● Work order
Among the entries, find each line that includes the string "contact" and list it.

[Entries from a dataset of interfaces]
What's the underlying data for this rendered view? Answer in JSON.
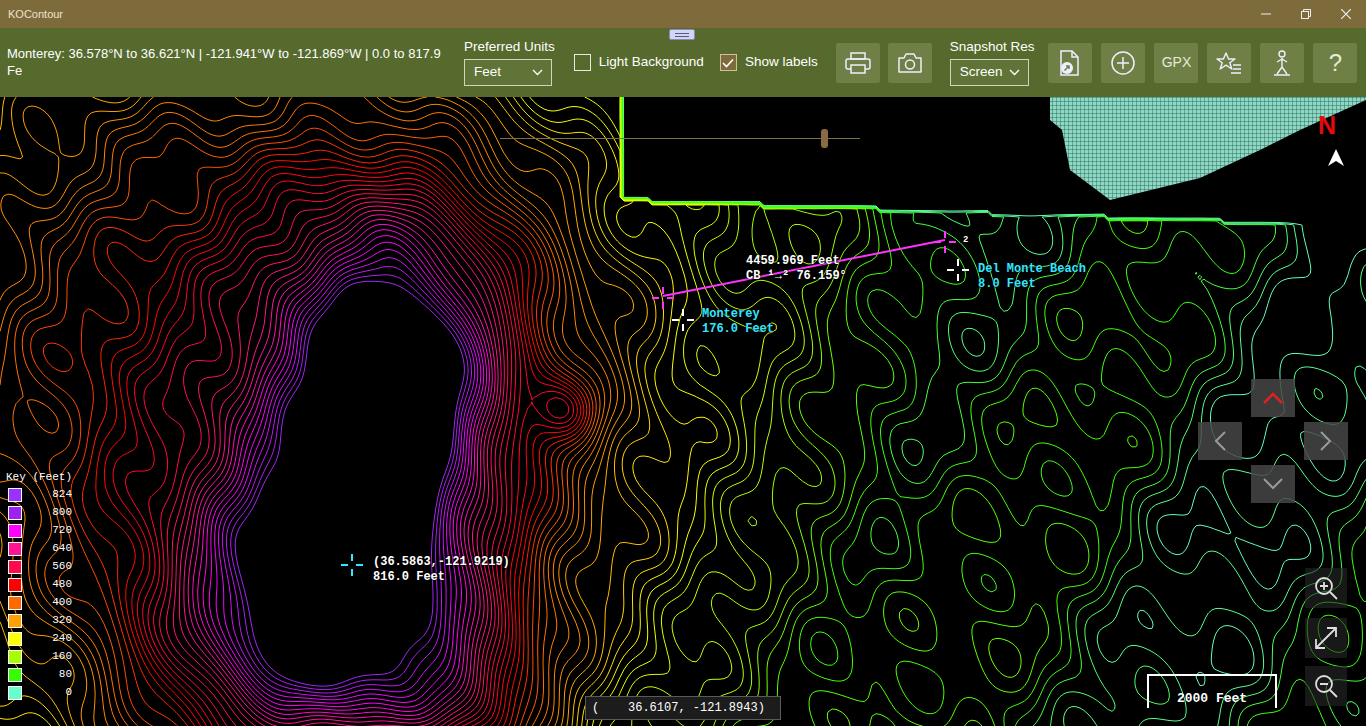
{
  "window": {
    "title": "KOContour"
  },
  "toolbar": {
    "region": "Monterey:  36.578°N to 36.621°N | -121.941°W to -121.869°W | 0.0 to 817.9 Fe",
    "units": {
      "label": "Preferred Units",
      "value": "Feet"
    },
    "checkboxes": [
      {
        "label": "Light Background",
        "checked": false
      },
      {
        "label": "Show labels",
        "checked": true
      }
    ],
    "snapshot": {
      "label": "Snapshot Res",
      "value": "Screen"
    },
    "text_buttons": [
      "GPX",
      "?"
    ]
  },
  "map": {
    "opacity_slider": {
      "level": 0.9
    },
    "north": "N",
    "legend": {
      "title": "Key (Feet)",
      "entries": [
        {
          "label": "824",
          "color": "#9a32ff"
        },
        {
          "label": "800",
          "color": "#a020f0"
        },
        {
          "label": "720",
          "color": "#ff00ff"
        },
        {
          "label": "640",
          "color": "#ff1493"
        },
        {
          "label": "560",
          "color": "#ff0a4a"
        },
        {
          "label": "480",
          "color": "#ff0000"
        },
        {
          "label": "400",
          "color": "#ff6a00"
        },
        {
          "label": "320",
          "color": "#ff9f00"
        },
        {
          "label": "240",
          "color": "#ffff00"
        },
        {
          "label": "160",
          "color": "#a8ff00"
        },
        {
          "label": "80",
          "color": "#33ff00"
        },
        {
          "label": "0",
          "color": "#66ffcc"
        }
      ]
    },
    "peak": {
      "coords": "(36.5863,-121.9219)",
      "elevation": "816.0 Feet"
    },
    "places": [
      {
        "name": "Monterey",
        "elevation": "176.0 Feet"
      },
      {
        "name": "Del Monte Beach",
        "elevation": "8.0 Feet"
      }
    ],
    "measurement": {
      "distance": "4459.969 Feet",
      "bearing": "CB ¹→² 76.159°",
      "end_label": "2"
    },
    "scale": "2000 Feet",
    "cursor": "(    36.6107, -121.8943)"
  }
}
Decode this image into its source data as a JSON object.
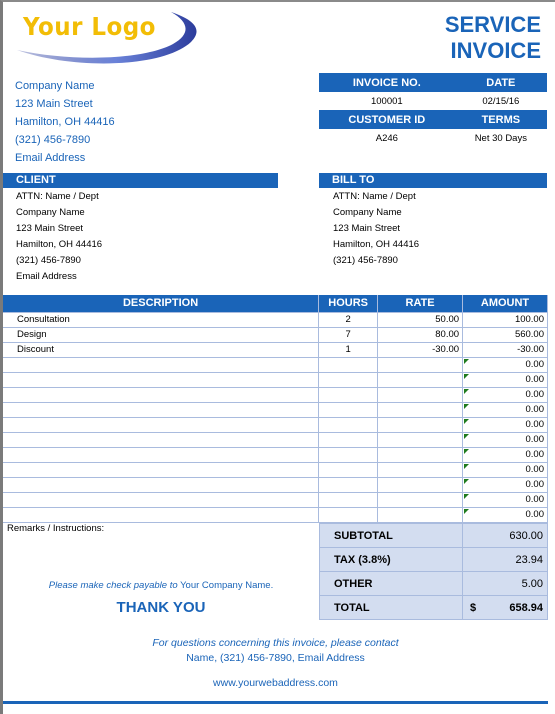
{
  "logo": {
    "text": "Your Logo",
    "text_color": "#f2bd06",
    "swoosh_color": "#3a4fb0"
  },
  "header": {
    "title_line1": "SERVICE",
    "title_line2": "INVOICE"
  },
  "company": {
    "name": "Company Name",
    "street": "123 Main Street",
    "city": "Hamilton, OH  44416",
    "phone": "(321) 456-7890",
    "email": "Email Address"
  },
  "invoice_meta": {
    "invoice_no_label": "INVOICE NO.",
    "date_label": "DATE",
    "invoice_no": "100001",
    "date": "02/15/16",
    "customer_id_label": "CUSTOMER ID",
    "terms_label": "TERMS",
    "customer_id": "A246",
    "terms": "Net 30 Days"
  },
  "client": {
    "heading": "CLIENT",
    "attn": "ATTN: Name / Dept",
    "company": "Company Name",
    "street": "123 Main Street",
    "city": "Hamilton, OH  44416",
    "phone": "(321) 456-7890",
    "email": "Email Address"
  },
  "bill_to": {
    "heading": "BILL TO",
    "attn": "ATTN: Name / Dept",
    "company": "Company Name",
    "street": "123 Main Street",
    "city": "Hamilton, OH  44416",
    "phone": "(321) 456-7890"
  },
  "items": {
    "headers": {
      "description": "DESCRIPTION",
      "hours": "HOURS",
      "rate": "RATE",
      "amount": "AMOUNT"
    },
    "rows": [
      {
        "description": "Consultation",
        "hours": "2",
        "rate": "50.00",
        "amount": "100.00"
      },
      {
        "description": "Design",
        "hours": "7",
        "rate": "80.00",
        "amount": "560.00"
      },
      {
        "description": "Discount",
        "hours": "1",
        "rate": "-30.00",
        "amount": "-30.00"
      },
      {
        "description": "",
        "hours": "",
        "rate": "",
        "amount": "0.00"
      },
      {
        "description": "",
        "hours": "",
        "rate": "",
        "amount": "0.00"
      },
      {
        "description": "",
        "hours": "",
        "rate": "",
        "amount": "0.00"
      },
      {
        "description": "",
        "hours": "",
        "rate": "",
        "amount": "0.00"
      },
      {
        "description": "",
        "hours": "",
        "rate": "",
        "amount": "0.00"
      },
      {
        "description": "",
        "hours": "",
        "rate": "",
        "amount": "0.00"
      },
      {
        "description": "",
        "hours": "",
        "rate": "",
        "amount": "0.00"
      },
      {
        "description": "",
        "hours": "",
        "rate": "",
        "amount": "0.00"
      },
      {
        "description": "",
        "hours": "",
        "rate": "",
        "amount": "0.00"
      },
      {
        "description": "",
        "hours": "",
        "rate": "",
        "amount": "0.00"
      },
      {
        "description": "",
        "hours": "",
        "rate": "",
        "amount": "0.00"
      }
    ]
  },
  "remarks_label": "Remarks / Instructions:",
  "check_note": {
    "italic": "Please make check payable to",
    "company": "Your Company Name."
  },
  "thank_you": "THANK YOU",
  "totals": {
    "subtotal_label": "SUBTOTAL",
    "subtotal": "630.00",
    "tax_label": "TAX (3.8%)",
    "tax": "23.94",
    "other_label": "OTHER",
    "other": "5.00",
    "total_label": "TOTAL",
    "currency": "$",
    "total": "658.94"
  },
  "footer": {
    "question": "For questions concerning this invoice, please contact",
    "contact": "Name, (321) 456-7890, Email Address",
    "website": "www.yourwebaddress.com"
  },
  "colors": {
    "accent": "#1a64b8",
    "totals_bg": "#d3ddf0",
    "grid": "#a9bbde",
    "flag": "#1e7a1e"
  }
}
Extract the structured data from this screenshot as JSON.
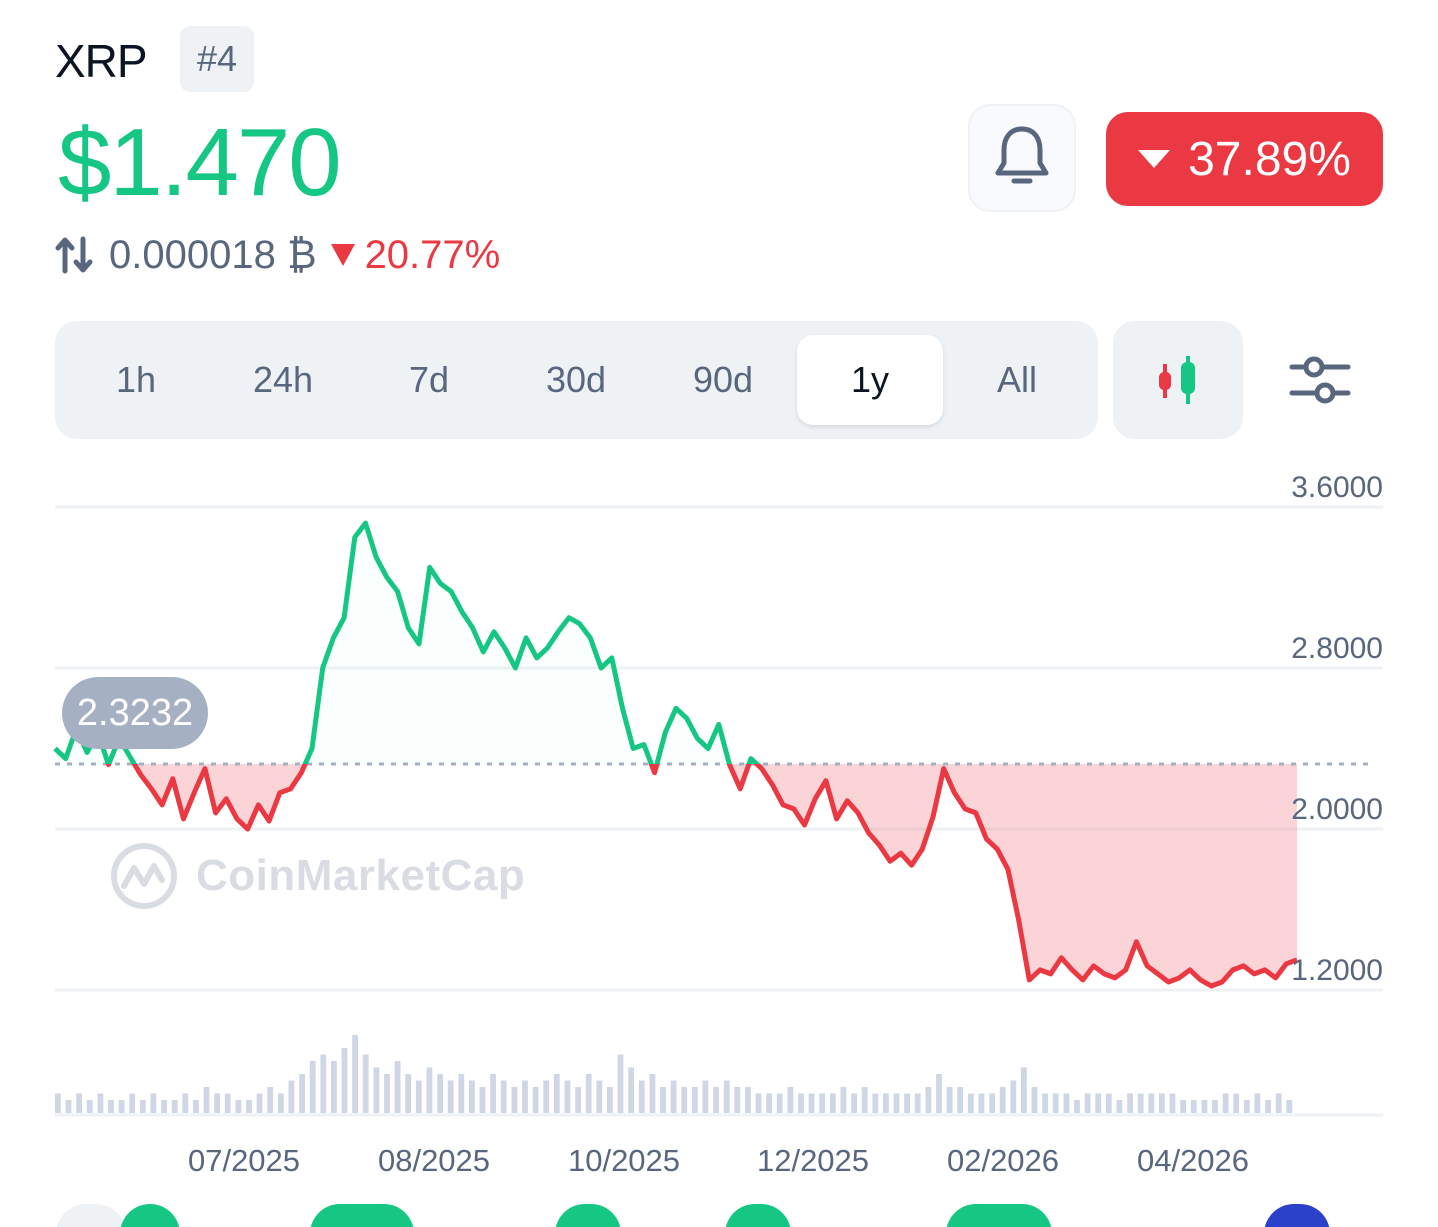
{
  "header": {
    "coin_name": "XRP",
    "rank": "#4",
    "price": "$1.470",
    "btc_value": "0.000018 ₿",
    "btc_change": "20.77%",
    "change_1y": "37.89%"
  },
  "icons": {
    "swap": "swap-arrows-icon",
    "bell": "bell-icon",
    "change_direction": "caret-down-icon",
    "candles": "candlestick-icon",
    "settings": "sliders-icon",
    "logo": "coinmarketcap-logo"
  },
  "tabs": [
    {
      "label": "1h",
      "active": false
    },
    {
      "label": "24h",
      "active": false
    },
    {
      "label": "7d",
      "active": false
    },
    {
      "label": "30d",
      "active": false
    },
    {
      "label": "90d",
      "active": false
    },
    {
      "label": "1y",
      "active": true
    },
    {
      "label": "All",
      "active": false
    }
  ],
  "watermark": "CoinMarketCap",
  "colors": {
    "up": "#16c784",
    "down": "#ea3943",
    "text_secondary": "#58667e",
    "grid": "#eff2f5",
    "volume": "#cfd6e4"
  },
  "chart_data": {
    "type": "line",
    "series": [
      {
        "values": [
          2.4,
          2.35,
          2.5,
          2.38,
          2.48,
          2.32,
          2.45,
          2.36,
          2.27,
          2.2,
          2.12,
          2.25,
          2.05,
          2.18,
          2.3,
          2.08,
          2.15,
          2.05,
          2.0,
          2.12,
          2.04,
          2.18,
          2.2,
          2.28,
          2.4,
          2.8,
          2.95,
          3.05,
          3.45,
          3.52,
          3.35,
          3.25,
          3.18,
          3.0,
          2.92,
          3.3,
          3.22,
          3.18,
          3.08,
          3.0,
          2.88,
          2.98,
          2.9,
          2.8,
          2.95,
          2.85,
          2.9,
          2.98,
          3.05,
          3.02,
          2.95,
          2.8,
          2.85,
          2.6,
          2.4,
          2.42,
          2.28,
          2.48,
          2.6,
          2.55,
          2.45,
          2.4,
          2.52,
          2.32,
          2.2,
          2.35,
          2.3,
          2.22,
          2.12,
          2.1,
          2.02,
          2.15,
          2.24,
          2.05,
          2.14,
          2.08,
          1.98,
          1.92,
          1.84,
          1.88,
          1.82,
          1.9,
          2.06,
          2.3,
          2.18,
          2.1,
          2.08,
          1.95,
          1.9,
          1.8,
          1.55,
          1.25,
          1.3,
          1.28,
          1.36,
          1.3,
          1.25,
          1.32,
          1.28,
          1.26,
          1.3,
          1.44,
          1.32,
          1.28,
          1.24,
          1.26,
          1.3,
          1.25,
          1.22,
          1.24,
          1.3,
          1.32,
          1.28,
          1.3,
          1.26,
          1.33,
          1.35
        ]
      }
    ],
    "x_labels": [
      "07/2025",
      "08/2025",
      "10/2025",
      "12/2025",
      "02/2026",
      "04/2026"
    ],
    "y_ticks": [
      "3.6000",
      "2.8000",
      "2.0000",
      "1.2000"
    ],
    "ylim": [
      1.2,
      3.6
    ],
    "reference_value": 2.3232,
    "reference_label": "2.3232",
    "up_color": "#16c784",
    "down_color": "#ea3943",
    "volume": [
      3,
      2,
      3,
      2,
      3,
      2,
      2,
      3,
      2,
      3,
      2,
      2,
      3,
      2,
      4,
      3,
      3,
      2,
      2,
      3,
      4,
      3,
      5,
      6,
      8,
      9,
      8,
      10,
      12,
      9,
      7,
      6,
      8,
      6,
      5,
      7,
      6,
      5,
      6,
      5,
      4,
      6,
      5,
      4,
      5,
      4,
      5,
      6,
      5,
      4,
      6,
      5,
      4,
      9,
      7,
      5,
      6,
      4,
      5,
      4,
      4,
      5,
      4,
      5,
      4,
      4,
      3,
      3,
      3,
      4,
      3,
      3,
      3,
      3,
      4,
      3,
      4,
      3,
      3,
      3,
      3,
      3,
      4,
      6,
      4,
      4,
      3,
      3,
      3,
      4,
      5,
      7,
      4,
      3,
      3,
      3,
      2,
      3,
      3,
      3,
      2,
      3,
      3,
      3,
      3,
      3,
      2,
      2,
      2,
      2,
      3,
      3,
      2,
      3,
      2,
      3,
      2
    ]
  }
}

● Finished exercise
    "question": "For questions concerning this invoice, please contact",
    "contact": "Name, (321) 456-7890, Email Address",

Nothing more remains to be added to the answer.